Vickery J then rejected ARB’s argument that it would be faced with a perpetual obligation to pay royalties: its obligation was to pay only on products that embodied the invention described in the patents. If it didn’t use that invention, it had no obligation to pay.
Pay the royalty to whom
This is one of those odd arguments where ARB was trying to contend Altair, the Roberts’ company, had no standing to sue. While cl. 11 did say that ARB had to pay “the Roberts”, Vickery J noted that the Roberts and Altair were the “Vendors” as defined and so cl. 11 should be understood as requiring payment to all three.

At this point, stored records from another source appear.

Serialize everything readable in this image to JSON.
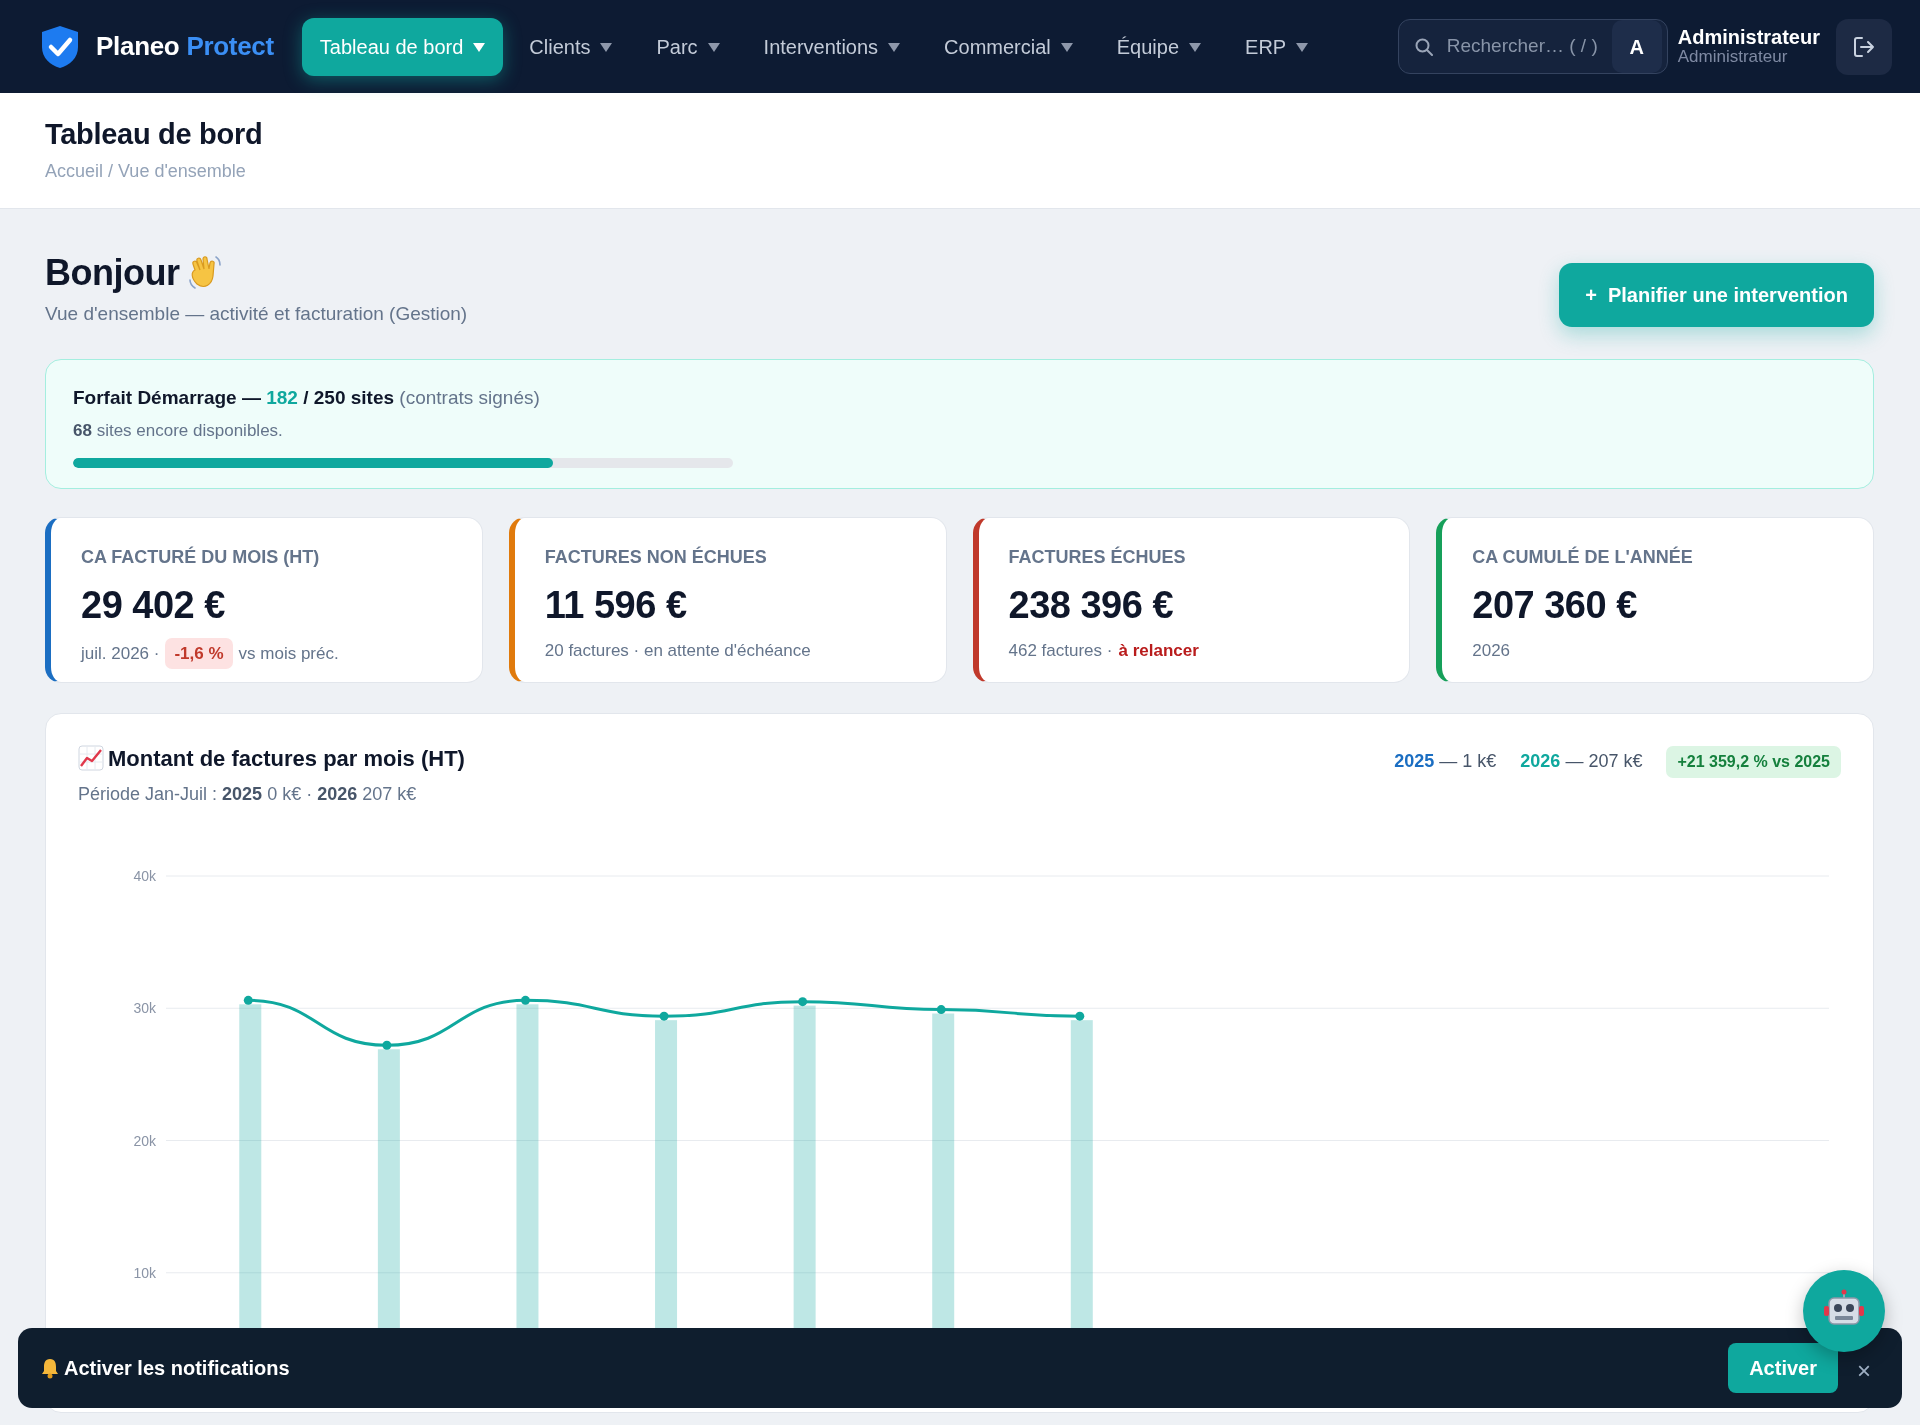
{
  "brand": {
    "name": "Planeo",
    "accent": "Protect"
  },
  "nav": [
    {
      "label": "Tableau de bord",
      "selected": true
    },
    {
      "label": "Clients",
      "selected": false
    },
    {
      "label": "Parc",
      "selected": false
    },
    {
      "label": "Interventions",
      "selected": false
    },
    {
      "label": "Commercial",
      "selected": false
    },
    {
      "label": "Équipe",
      "selected": false
    },
    {
      "label": "ERP",
      "selected": false
    }
  ],
  "search": {
    "placeholder": "Rechercher… ( / )"
  },
  "user": {
    "initial": "A",
    "name": "Administrateur",
    "role": "Administrateur"
  },
  "page_header": {
    "title": "Tableau de bord",
    "breadcrumb": "Accueil / Vue d'ensemble"
  },
  "greeting": {
    "title": "Bonjour",
    "subtitle": "Vue d'ensemble — activité et facturation (Gestion)",
    "button": "+  Planifier une intervention"
  },
  "plan": {
    "text": "Forfait Démarrage —",
    "used": "182",
    "total": "/ 250 sites",
    "note": "(contrats signés)",
    "remaining": "**68** sites encore disponibles.",
    "level": 0.728
  },
  "kpis": [
    {
      "label": "CA FACTURÉ DU MOIS (HT)",
      "value": "29 402 €",
      "color": "#1b6ec2",
      "parts": [
        {
          "kind": "text",
          "text": "juil. 2026 ·"
        },
        {
          "kind": "badge",
          "text": "-1,6 %"
        },
        {
          "kind": "text",
          "text": "vs mois préc."
        }
      ]
    },
    {
      "label": "FACTURES NON ÉCHUES",
      "value": "11 596 €",
      "color": "#e07a0c",
      "parts": [
        {
          "kind": "text",
          "text": "20 factures · en attente d'échéance"
        }
      ]
    },
    {
      "label": "FACTURES ÉCHUES",
      "value": "238 396 €",
      "color": "#c0392b",
      "parts": [
        {
          "kind": "text",
          "text": "462 factures ·"
        },
        {
          "kind": "alert",
          "text": "à relancer"
        }
      ]
    },
    {
      "label": "CA CUMULÉ DE L'ANNÉE",
      "value": "207 360 €",
      "color": "#16a05a",
      "parts": [
        {
          "kind": "text",
          "text": "2026"
        }
      ]
    }
  ],
  "chart_panel": {
    "title": "Montant de factures par mois (HT)",
    "subtitle": "Période Jan-Juil : **2025** 0 k€ · **2026** 207 k€",
    "legend": [
      {
        "year": "2025",
        "text": "— 1 k€",
        "color": "#1b6ec2"
      },
      {
        "text": "— 207 k€",
        "color": "#0fa89e"
      }
    ],
    "badge": "+21 359,2 % vs 2025",
    "chart_data": {
      "type": "bar",
      "grid": true,
      "ylim": [
        0,
        40000
      ],
      "yticks": [
        {
          "value": 10000,
          "label": "10k"
        },
        {
          "value": 20000,
          "label": "20k"
        },
        {
          "value": 30000,
          "label": "30k"
        },
        {
          "value": 40000,
          "label": "40k"
        }
      ],
      "series": [
        {
          "name": "2026",
          "color": "#0fa89e",
          "values": [
            30300,
            26900,
            30300,
            29100,
            30200,
            29600,
            29100,
            null,
            null,
            null,
            null,
            null
          ]
        },
        {
          "type": "line",
          "marker": true,
          "color": "#0fa89e",
          "values": [
            30600,
            27200,
            30600,
            29400,
            30500,
            29900,
            29400,
            null,
            null,
            null,
            null,
            null
          ]
        }
      ]
    }
  },
  "notification": {
    "text": "Activer les notifications",
    "button": "Activer",
    "close": "×"
  }
}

The conclusions reached by Vickery J, assuming there is no successful appeal, may immediately be contrasted with Maggbury Pty Ltd v Hafele Australia Pty Ltd. One obvious point of difference, is that it appears that patents did actually issue in this case. Moreover, it appears that there was, or may have been, further technology of value apart from the patents – such as copyright, confidential information and further improvements.
The conclusion may also seem at odds with the policy in s 145 of the Patents Act. Even at its strongest, however, that only gives a right to terminate and does not automatically terminate the contract. As we have recently seen, however, the operation of the provision, particularly in a multi-jurisdictional context involving many faceted technologies, is less than clear. In any event, ARB did not invoke the provision and it is not clear from the judgment whether there are other patent, or for that matter other “proprietary”, rights still on foot.
Nonetheless, if ARB could terminate the contract, it is an interesting question how Vickery J’s approach would sit with Maggbury if ARB used only technology now in the public domain.
Finally, as I am sure you have already concluded, if you are acting for the payor in this type of situation this case illustrates the importance of considering very carefully and providing specifically in the agreement for the duration of the obligation to pay royalties and what it is payable on if you are drawing a clause providing for a royalty – especially when the technology comes into the public domain and others may use it royalty free.